Initially, the claimant was denied benefits as he was found to have been terminated for "misconduct" within Unempl. Insurance Code sec. 1256. During the appeal hearing, we made a few arguments that convinced the judge that the above policy violation fell short of "misconduct" as defined by the code. The important precedent case for these kinds of situations is Delgado v CUIAB (1974). In that case, the claimant, a grocery checker, was fired for knowing violating the employer's rule when she postponed recording a certain purchase. The claimant believed that her departures from the rule were acceptable to her immediate supervisor and the store manager, who knew of them and participated in them. The claimant was never warned to stop this practice. The Court of Appeal held that the claimant reasonably believed that her actions were approved or condoned by her supervisor, and thus there was no "misconduct".

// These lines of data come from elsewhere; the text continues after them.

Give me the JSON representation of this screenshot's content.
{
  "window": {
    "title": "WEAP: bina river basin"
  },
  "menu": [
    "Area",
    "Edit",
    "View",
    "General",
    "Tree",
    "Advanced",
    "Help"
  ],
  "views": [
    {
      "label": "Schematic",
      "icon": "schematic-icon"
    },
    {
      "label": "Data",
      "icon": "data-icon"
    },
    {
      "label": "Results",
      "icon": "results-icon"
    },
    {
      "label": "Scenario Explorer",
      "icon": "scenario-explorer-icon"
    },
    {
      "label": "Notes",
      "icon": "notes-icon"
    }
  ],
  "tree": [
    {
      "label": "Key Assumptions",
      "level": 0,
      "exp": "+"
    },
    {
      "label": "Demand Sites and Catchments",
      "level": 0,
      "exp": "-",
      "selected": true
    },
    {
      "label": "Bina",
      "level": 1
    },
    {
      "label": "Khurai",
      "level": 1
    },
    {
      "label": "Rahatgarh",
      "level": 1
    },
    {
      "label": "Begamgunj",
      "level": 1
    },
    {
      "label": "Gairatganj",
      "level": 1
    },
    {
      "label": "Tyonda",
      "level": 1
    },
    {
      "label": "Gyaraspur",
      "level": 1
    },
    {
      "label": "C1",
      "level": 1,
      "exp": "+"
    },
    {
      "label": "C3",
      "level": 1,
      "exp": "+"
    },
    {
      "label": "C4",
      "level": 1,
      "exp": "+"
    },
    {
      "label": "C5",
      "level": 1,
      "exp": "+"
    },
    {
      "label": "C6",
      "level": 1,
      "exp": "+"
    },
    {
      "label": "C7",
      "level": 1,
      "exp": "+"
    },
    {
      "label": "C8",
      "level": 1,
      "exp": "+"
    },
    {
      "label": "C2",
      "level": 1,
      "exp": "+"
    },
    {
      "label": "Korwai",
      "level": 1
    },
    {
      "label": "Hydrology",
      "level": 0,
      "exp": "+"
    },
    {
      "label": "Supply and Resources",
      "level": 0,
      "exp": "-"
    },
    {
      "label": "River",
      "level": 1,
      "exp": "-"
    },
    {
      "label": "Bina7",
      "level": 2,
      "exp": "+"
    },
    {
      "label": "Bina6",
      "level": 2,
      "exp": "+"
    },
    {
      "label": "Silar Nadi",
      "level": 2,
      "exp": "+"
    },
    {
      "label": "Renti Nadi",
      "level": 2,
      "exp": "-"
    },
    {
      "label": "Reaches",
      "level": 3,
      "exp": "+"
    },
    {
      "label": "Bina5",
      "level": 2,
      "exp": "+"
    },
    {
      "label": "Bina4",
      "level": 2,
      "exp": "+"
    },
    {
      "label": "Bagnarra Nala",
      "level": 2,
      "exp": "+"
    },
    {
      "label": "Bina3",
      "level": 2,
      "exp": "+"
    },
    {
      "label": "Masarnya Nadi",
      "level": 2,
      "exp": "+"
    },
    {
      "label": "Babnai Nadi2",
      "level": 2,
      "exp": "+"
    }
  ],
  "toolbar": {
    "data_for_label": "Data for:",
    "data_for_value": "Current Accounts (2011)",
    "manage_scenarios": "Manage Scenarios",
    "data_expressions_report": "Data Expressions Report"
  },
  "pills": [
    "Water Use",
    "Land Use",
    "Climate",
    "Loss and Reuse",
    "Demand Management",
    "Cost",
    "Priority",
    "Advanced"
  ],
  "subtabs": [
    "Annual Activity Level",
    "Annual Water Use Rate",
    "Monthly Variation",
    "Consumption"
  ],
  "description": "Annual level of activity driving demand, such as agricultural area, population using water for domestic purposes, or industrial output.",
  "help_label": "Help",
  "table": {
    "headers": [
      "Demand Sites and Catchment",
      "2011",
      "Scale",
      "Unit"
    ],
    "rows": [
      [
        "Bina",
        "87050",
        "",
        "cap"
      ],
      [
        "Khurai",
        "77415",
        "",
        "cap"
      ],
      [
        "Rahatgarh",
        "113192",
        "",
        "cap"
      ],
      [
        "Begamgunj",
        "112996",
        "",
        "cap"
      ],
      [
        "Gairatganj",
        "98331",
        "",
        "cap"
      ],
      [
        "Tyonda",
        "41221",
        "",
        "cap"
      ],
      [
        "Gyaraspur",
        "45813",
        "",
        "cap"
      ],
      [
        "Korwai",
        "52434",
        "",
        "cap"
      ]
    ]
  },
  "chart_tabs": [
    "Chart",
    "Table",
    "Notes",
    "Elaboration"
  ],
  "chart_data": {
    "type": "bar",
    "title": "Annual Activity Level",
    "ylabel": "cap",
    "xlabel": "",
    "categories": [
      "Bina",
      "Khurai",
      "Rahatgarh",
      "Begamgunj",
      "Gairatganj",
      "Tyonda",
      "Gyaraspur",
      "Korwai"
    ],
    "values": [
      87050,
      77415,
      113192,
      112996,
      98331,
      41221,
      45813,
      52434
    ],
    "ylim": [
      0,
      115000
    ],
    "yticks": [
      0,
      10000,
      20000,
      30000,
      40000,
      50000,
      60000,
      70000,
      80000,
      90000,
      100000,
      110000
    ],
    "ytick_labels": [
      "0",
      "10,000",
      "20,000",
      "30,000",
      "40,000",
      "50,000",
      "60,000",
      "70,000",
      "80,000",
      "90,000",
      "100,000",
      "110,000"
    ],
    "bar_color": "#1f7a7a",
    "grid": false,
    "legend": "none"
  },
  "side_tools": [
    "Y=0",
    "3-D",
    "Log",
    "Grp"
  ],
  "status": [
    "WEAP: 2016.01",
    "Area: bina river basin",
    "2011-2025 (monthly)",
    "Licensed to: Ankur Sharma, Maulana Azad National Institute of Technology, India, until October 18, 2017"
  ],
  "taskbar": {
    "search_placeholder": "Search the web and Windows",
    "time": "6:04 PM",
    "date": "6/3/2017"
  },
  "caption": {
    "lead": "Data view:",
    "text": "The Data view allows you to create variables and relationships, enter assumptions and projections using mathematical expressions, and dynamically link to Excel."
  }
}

The Delgado case can be used effectively to win at the unemployment appeals hearing in those common cases where the violation that lead to termination, even if was known to be against the company policy, was not significant and where the employee, when committing a violation, was arguably acting with an intent to benefit the employer.